Data for analysis:
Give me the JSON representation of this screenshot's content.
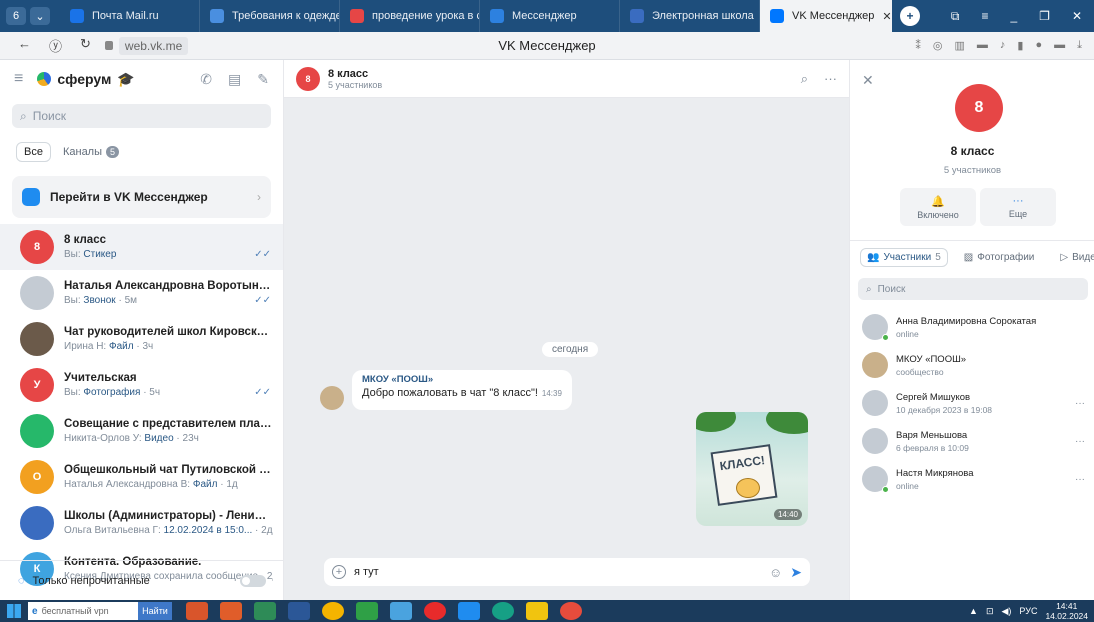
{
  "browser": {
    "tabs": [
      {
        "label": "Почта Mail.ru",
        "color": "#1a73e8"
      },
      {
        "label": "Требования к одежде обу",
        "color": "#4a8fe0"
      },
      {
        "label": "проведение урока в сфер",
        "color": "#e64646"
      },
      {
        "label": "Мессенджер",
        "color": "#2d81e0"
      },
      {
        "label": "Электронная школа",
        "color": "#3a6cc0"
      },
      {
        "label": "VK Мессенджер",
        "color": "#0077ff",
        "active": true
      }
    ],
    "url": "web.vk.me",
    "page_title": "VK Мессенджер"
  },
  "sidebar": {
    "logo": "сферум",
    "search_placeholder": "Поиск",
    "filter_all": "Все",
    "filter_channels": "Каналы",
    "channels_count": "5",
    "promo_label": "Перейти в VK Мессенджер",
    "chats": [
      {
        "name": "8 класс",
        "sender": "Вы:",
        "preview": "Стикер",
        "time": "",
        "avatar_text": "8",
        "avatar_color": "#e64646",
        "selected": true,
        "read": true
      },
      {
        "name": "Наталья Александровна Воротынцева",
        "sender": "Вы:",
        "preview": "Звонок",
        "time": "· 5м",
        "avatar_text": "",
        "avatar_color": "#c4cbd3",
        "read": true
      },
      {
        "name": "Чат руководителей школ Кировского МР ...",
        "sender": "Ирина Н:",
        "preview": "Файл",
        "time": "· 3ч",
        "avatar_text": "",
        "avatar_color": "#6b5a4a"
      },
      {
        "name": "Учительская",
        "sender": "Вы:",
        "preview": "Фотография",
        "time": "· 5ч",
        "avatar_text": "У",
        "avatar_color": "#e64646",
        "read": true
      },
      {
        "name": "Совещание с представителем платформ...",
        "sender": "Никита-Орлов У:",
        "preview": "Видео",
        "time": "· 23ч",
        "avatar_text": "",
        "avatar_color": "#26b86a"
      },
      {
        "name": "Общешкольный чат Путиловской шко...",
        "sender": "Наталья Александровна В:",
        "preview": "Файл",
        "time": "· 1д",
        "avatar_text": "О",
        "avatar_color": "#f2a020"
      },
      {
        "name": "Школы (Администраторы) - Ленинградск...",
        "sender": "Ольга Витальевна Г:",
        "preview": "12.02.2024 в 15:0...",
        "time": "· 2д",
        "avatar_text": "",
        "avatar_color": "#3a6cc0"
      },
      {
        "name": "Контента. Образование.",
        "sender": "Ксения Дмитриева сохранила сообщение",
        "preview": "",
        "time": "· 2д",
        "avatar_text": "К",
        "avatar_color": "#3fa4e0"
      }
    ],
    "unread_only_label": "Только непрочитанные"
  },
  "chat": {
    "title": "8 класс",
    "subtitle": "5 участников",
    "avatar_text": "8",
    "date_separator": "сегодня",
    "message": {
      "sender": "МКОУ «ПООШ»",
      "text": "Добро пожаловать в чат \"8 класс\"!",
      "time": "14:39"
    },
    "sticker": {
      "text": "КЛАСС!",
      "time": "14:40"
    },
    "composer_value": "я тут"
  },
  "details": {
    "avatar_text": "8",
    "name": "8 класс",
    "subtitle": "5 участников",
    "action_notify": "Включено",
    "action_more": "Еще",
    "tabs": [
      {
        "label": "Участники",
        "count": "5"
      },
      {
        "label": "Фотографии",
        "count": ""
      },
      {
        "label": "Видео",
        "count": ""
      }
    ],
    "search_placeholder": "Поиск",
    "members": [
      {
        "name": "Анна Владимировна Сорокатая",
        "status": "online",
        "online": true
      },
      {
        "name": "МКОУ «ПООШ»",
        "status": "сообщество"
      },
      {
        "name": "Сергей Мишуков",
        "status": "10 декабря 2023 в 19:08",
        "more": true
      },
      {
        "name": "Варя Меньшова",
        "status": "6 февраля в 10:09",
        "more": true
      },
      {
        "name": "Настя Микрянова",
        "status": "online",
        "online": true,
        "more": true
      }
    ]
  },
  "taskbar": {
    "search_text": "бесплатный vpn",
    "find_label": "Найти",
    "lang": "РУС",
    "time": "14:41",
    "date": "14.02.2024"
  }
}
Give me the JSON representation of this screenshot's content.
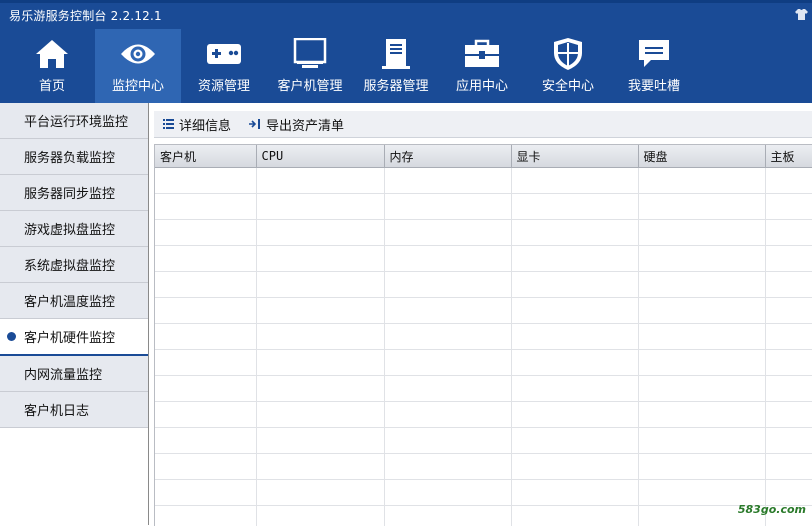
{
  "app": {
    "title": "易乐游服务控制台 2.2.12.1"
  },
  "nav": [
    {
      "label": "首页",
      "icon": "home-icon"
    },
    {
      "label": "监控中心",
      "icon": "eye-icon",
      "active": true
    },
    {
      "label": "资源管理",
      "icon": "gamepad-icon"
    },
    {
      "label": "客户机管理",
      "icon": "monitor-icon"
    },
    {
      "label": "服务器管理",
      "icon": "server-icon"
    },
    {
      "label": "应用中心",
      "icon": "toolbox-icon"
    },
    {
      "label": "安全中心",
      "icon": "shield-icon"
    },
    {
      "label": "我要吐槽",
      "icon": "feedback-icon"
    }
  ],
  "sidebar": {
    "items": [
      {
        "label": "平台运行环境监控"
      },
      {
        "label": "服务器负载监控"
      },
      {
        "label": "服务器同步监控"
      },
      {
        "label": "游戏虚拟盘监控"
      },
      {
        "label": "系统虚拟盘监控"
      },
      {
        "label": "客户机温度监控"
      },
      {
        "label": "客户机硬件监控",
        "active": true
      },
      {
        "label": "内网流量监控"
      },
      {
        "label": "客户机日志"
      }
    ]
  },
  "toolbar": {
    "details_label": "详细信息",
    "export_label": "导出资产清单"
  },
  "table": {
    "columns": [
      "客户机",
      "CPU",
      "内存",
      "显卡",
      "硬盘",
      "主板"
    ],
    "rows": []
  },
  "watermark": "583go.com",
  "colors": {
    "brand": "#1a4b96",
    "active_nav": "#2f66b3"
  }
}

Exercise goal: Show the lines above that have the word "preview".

Answer box:
        "preview": "Стикер",
        "preview": "Звонок",
        "preview": "Файл",
        "preview": "Фотография",
        "preview": "Видео",
        "preview": "Файл",
        "preview": "12.02.2024 в 15:0...",
        "preview": "",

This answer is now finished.